- ASSIGNMENT
Your task is to give the entries back exactly, leaving nothing out.

##### MATERIALS PROVIDED #####

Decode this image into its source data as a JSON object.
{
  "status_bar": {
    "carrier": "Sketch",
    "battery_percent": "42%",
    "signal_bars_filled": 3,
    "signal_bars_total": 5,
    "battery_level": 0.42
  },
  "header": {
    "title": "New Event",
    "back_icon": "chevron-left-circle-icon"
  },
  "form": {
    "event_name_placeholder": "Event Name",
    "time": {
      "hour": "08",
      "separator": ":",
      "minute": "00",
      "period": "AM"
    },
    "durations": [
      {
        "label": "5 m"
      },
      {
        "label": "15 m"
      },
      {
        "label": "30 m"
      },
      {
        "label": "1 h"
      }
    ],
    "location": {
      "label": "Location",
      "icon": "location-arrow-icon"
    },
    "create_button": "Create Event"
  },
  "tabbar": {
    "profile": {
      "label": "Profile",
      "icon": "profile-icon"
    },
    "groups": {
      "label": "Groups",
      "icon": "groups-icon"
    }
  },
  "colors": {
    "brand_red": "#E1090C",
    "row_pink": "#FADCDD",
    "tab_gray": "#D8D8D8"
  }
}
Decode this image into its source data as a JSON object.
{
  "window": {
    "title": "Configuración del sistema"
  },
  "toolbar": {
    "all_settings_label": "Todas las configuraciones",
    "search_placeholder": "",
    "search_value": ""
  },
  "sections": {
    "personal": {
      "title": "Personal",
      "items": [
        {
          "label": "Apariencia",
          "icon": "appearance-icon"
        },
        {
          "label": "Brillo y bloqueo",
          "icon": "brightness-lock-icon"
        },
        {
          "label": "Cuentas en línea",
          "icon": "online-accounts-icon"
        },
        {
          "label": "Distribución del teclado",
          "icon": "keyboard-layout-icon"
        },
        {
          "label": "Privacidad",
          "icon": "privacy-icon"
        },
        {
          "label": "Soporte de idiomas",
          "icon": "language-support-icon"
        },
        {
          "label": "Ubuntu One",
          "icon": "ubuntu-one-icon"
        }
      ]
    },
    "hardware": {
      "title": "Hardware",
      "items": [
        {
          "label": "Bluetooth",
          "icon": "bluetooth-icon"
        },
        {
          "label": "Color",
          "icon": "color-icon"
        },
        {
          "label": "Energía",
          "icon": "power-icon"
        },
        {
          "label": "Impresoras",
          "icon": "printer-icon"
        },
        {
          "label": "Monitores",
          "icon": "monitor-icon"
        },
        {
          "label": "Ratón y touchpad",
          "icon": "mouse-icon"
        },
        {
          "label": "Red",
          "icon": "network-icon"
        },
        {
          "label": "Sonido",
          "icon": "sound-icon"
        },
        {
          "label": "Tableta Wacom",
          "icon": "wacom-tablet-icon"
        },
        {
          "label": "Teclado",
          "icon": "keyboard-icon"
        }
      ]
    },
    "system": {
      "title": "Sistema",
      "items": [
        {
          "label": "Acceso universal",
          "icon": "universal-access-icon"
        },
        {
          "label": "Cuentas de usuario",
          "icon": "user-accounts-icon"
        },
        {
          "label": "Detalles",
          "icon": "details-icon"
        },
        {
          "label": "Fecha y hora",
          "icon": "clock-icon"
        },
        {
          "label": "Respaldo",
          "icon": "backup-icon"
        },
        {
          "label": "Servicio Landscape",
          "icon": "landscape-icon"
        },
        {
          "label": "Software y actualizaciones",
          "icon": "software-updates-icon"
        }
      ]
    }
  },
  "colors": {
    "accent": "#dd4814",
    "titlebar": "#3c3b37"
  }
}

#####

- EXERCISE RESULT
Decode this image into its source data as a JSON object.
{
  "status_bar": {
    "carrier": "Sketch",
    "battery_percent": "42%",
    "signal_bars_filled": 3,
    "signal_bars_total": 5,
    "battery_level": 0.42
  },
  "header": {
    "title": "New Event",
    "back_icon": "chevron-left-circle-icon"
  },
  "form": {
    "event_name_placeholder": "Event Name",
    "time": {
      "hour": "08",
      "separator": ":",
      "minute": "00",
      "period": "AM"
    },
    "durations": [
      {
        "label": "5 m"
      },
      {
        "label": "15 m"
      },
      {
        "label": "30 m"
      },
      {
        "label": "1 h"
      }
    ],
    "location": {
      "label": "Location",
      "icon": "location-arrow-icon"
    },
    "create_button": "Create Event"
  },
  "tabbar": {
    "profile": {
      "label": "Profile",
      "icon": "profile-icon"
    },
    "groups": {
      "label": "Groups",
      "icon": "groups-icon"
    }
  },
  "colors": {
    "brand_red": "#E1090C",
    "row_pink": "#FADCDD",
    "tab_gray": "#D8D8D8"
  }
}
Decode this image into its source data as a JSON object.
{
  "window": {
    "title": "Configuración del sistema"
  },
  "toolbar": {
    "all_settings_label": "Todas las configuraciones",
    "search_placeholder": "",
    "search_value": ""
  },
  "sections": {
    "personal": {
      "title": "Personal",
      "items": [
        {
          "label": "Apariencia",
          "icon": "appearance-icon"
        },
        {
          "label": "Brillo y bloqueo",
          "icon": "brightness-lock-icon"
        },
        {
          "label": "Cuentas en línea",
          "icon": "online-accounts-icon"
        },
        {
          "label": "Distribución del teclado",
          "icon": "keyboard-layout-icon"
        },
        {
          "label": "Privacidad",
          "icon": "privacy-icon"
        },
        {
          "label": "Soporte de idiomas",
          "icon": "language-support-icon"
        },
        {
          "label": "Ubuntu One",
          "icon": "ubuntu-one-icon"
        }
      ]
    },
    "hardware": {
      "title": "Hardware",
      "items": [
        {
          "label": "Bluetooth",
          "icon": "bluetooth-icon"
        },
        {
          "label": "Color",
          "icon": "color-icon"
        },
        {
          "label": "Energía",
          "icon": "power-icon"
        },
        {
          "label": "Impresoras",
          "icon": "printer-icon"
        },
        {
          "label": "Monitores",
          "icon": "monitor-icon"
        },
        {
          "label": "Ratón y touchpad",
          "icon": "mouse-icon"
        },
        {
          "label": "Red",
          "icon": "network-icon"
        },
        {
          "label": "Sonido",
          "icon": "sound-icon"
        },
        {
          "label": "Tableta Wacom",
          "icon": "wacom-tablet-icon"
        },
        {
          "label": "Teclado",
          "icon": "keyboard-icon"
        }
      ]
    },
    "system": {
      "title": "Sistema",
      "items": [
        {
          "label": "Acceso universal",
          "icon": "universal-access-icon"
        },
        {
          "label": "Cuentas de usuario",
          "icon": "user-accounts-icon"
        },
        {
          "label": "Detalles",
          "icon": "details-icon"
        },
        {
          "label": "Fecha y hora",
          "icon": "clock-icon"
        },
        {
          "label": "Respaldo",
          "icon": "backup-icon"
        },
        {
          "label": "Servicio Landscape",
          "icon": "landscape-icon"
        },
        {
          "label": "Software y actualizaciones",
          "icon": "software-updates-icon"
        }
      ]
    }
  },
  "colors": {
    "accent": "#dd4814",
    "titlebar": "#3c3b37"
  }
}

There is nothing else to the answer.